Grandparent visitation is a unique area of family law that not many people are aware of. This is different from grandparents adopting a grandchild, seeking custody (parental responsibilities) of a grandchild, or seeking a guardianship of a grandchild.  For more on those topics, please visit some of our prior blog posts.  In Colorado, the State recognizes grandparent visitation rights with a minor child under a specific set of conditions set forth in statute.
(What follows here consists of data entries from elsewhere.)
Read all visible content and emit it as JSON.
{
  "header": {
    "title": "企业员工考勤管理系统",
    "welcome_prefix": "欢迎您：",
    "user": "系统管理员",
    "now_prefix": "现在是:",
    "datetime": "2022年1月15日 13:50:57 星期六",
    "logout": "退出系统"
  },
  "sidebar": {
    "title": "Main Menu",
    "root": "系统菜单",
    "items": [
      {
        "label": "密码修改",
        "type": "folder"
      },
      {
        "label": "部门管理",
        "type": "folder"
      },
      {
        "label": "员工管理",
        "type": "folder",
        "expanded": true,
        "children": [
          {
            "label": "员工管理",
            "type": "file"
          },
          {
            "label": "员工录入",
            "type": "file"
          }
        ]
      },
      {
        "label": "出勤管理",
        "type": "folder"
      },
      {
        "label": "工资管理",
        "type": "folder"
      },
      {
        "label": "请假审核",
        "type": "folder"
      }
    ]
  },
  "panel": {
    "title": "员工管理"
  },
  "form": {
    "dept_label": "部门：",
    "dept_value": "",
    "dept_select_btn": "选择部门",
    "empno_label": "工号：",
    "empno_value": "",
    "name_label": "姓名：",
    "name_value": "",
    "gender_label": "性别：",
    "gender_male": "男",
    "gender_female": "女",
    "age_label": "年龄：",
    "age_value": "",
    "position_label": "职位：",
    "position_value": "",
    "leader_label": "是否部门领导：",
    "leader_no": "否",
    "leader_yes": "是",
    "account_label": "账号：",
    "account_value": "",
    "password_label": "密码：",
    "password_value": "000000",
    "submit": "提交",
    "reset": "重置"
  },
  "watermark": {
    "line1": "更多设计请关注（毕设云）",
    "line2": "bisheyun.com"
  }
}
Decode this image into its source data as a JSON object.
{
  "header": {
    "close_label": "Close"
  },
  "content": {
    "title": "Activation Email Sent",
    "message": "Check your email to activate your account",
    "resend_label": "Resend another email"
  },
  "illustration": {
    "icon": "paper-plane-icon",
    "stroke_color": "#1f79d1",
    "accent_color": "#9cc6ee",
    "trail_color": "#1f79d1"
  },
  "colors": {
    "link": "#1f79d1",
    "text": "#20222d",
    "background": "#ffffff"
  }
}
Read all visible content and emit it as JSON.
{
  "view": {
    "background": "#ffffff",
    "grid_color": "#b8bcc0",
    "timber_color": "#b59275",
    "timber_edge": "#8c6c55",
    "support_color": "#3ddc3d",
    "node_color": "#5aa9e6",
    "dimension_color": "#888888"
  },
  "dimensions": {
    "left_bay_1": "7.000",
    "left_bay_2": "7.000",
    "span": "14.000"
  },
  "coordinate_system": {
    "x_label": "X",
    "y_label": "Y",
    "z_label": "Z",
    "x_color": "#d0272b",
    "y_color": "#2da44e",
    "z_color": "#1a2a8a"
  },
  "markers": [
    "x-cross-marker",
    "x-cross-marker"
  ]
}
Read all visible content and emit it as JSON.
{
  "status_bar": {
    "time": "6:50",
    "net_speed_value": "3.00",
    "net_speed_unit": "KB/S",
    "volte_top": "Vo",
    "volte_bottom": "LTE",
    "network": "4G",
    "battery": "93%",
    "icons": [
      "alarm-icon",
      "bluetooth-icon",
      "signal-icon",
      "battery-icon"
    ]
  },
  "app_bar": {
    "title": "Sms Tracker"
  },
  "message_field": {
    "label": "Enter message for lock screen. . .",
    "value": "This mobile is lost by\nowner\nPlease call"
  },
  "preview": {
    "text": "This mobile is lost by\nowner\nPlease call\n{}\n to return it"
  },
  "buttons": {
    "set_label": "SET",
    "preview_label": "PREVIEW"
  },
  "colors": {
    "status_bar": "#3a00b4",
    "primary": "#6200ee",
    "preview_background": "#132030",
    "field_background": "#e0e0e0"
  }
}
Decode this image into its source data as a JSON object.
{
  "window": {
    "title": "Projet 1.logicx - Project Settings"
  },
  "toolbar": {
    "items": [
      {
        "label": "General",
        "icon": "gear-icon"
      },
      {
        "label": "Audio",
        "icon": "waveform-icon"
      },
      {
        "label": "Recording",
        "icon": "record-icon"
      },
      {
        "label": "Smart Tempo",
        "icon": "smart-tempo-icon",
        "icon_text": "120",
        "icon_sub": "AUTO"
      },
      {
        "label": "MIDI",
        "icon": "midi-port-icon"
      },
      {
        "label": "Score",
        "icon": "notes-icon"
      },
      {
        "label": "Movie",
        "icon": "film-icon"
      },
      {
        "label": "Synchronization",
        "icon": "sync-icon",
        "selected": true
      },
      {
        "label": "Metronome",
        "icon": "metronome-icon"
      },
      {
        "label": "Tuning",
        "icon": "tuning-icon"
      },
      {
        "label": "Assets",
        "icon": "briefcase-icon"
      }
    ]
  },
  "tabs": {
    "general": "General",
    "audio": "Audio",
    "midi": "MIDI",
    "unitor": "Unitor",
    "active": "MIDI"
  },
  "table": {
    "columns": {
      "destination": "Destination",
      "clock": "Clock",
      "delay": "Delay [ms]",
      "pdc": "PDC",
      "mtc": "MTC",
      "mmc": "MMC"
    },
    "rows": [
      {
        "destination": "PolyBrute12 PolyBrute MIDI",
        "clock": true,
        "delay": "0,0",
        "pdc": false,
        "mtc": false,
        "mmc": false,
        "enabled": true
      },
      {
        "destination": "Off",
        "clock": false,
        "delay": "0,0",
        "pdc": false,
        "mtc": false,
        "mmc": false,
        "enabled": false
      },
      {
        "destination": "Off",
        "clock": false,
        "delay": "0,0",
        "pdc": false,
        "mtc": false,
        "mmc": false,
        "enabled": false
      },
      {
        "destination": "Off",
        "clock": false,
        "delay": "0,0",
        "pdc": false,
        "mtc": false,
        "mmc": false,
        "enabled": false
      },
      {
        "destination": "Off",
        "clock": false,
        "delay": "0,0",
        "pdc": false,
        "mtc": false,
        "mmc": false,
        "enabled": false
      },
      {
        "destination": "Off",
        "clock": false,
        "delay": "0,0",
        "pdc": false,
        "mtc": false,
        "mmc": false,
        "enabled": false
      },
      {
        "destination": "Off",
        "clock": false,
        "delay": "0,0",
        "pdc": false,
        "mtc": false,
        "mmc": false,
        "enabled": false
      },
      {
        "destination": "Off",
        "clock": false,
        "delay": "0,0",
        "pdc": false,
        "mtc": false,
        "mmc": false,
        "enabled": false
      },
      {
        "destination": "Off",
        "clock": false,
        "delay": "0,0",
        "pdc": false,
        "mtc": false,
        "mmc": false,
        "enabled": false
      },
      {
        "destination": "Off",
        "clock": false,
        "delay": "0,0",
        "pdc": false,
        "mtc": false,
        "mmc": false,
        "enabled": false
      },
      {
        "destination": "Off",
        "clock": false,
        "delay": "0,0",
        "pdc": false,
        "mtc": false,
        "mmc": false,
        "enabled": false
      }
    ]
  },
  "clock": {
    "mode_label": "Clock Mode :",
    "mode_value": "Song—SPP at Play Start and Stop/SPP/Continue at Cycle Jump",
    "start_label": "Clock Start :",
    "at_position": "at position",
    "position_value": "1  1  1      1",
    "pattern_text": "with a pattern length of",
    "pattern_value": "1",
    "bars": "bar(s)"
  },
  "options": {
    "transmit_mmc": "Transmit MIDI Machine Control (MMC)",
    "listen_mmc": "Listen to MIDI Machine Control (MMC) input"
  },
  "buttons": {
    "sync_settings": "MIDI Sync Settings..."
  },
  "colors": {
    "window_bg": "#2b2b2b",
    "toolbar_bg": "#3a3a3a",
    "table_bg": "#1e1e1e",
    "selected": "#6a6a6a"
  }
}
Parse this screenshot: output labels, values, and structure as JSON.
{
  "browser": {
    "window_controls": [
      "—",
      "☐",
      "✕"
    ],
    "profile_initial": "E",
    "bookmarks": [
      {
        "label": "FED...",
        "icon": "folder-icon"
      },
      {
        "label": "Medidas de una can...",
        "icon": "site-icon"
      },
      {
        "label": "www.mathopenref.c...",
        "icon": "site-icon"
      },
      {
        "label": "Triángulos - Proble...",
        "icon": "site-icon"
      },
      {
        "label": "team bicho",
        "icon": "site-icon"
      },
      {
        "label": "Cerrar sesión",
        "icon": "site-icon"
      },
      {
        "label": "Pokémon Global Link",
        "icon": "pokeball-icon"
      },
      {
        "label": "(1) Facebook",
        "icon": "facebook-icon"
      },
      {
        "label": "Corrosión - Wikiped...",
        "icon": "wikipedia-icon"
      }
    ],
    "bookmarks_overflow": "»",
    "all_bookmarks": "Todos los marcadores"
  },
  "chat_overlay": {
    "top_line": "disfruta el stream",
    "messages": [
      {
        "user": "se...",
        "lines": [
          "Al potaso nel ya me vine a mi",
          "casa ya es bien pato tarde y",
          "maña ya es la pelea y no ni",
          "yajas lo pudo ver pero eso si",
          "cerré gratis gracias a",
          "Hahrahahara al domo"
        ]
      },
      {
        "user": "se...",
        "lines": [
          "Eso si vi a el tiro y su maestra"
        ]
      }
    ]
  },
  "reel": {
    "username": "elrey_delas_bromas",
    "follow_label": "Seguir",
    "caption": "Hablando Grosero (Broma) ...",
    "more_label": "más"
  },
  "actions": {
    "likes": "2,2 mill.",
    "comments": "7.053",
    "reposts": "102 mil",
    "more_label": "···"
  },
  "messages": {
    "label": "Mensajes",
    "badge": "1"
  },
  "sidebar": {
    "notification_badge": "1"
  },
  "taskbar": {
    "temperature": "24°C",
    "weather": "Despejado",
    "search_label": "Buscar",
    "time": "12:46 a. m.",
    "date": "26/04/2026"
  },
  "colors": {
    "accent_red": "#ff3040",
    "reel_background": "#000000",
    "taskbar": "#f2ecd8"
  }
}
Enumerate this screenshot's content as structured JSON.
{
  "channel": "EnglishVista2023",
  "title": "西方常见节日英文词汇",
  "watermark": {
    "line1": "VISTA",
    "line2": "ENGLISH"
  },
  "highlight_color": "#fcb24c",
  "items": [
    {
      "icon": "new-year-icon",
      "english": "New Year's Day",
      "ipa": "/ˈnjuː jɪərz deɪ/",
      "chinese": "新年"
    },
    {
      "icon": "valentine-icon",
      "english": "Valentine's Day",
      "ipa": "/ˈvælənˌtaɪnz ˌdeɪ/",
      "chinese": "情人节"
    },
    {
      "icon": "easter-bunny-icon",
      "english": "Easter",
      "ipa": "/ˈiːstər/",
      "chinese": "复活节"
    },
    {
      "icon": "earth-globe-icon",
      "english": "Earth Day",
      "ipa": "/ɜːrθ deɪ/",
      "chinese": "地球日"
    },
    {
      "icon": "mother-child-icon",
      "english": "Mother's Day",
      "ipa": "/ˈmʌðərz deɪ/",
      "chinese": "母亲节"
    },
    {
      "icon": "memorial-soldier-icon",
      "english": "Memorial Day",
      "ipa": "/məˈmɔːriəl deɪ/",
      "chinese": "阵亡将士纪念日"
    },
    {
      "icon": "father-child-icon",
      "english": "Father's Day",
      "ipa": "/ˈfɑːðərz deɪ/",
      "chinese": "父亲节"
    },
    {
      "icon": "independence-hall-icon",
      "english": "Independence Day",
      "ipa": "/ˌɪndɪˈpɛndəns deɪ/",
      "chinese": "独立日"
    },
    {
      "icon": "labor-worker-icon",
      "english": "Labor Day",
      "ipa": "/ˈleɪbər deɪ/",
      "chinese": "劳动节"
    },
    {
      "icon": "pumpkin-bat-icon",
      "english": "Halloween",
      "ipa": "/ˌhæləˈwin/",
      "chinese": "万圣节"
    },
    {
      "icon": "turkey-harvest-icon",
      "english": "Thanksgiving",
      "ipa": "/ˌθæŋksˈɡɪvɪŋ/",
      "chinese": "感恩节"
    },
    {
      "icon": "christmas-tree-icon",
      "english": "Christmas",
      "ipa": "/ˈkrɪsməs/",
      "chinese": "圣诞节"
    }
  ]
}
Pursuant to §19-1-117 of the Colorado Revised Statutes, a grandparent or great-grandparent can ask the court for “reasonable” visitation time with the minor child if there has been a child custody case or case concerning the allocation of parental responsibilities relating to the minor child previously filed with any Colorado court. The following situations are cases in which a petition for grandparent visitation would be appropriate: Continue reading